Set down every entry once more, exactly as it appears.

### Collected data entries
__________________________________________________

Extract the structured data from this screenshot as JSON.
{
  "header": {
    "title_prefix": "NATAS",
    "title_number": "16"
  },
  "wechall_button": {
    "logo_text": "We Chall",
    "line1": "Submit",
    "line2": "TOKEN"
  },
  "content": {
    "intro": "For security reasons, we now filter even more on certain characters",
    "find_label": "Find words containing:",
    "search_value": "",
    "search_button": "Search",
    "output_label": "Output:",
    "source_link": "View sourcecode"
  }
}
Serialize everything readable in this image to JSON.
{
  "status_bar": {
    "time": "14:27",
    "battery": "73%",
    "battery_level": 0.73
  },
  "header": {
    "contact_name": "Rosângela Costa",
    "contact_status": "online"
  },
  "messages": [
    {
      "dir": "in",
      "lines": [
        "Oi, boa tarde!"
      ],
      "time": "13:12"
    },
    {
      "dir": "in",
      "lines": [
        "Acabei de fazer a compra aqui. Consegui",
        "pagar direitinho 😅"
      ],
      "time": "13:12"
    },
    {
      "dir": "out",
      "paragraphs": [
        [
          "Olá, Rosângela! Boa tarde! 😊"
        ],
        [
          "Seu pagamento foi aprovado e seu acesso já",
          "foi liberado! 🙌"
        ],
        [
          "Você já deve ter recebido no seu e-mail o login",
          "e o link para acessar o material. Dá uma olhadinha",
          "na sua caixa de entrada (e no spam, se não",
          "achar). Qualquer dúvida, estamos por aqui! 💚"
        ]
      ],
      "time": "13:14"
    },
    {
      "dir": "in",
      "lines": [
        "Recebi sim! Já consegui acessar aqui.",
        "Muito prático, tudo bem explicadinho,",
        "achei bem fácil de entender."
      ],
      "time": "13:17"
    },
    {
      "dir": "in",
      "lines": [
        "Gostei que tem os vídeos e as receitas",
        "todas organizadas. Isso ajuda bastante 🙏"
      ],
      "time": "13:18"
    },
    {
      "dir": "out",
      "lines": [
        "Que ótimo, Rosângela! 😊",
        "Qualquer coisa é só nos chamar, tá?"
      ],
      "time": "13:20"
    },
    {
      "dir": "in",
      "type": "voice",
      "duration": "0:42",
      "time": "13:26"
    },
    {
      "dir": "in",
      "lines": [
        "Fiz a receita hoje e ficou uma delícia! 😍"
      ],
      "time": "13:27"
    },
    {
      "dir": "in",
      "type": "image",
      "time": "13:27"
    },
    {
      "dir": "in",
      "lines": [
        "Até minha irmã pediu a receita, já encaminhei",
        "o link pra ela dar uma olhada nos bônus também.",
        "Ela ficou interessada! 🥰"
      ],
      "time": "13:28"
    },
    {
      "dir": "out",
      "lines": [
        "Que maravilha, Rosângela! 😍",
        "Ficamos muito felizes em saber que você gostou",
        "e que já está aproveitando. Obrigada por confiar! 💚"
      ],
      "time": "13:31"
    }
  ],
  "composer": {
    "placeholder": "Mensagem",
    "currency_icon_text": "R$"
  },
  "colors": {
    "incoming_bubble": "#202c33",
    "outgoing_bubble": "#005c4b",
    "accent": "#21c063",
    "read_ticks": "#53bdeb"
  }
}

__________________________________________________

### Completed exercise
Extract the structured data from this screenshot as JSON.
{
  "header": {
    "title_prefix": "NATAS",
    "title_number": "16"
  },
  "wechall_button": {
    "logo_text": "We Chall",
    "line1": "Submit",
    "line2": "TOKEN"
  },
  "content": {
    "intro": "For security reasons, we now filter even more on certain characters",
    "find_label": "Find words containing:",
    "search_value": "",
    "search_button": "Search",
    "output_label": "Output:",
    "source_link": "View sourcecode"
  }
}
Serialize everything readable in this image to JSON.
{
  "status_bar": {
    "time": "14:27",
    "battery": "73%",
    "battery_level": 0.73
  },
  "header": {
    "contact_name": "Rosângela Costa",
    "contact_status": "online"
  },
  "messages": [
    {
      "dir": "in",
      "lines": [
        "Oi, boa tarde!"
      ],
      "time": "13:12"
    },
    {
      "dir": "in",
      "lines": [
        "Acabei de fazer a compra aqui. Consegui",
        "pagar direitinho 😅"
      ],
      "time": "13:12"
    },
    {
      "dir": "out",
      "paragraphs": [
        [
          "Olá, Rosângela! Boa tarde! 😊"
        ],
        [
          "Seu pagamento foi aprovado e seu acesso já",
          "foi liberado! 🙌"
        ],
        [
          "Você já deve ter recebido no seu e-mail o login",
          "e o link para acessar o material. Dá uma olhadinha",
          "na sua caixa de entrada (e no spam, se não",
          "achar). Qualquer dúvida, estamos por aqui! 💚"
        ]
      ],
      "time": "13:14"
    },
    {
      "dir": "in",
      "lines": [
        "Recebi sim! Já consegui acessar aqui.",
        "Muito prático, tudo bem explicadinho,",
        "achei bem fácil de entender."
      ],
      "time": "13:17"
    },
    {
      "dir": "in",
      "lines": [
        "Gostei que tem os vídeos e as receitas",
        "todas organizadas. Isso ajuda bastante 🙏"
      ],
      "time": "13:18"
    },
    {
      "dir": "out",
      "lines": [
        "Que ótimo, Rosângela! 😊",
        "Qualquer coisa é só nos chamar, tá?"
      ],
      "time": "13:20"
    },
    {
      "dir": "in",
      "type": "voice",
      "duration": "0:42",
      "time": "13:26"
    },
    {
      "dir": "in",
      "lines": [
        "Fiz a receita hoje e ficou uma delícia! 😍"
      ],
      "time": "13:27"
    },
    {
      "dir": "in",
      "type": "image",
      "time": "13:27"
    },
    {
      "dir": "in",
      "lines": [
        "Até minha irmã pediu a receita, já encaminhei",
        "o link pra ela dar uma olhada nos bônus também.",
        "Ela ficou interessada! 🥰"
      ],
      "time": "13:28"
    },
    {
      "dir": "out",
      "lines": [
        "Que maravilha, Rosângela! 😍",
        "Ficamos muito felizes em saber que você gostou",
        "e que já está aproveitando. Obrigada por confiar! 💚"
      ],
      "time": "13:31"
    }
  ],
  "composer": {
    "placeholder": "Mensagem",
    "currency_icon_text": "R$"
  },
  "colors": {
    "incoming_bubble": "#202c33",
    "outgoing_bubble": "#005c4b",
    "accent": "#21c063",
    "read_ticks": "#53bdeb"
  }
}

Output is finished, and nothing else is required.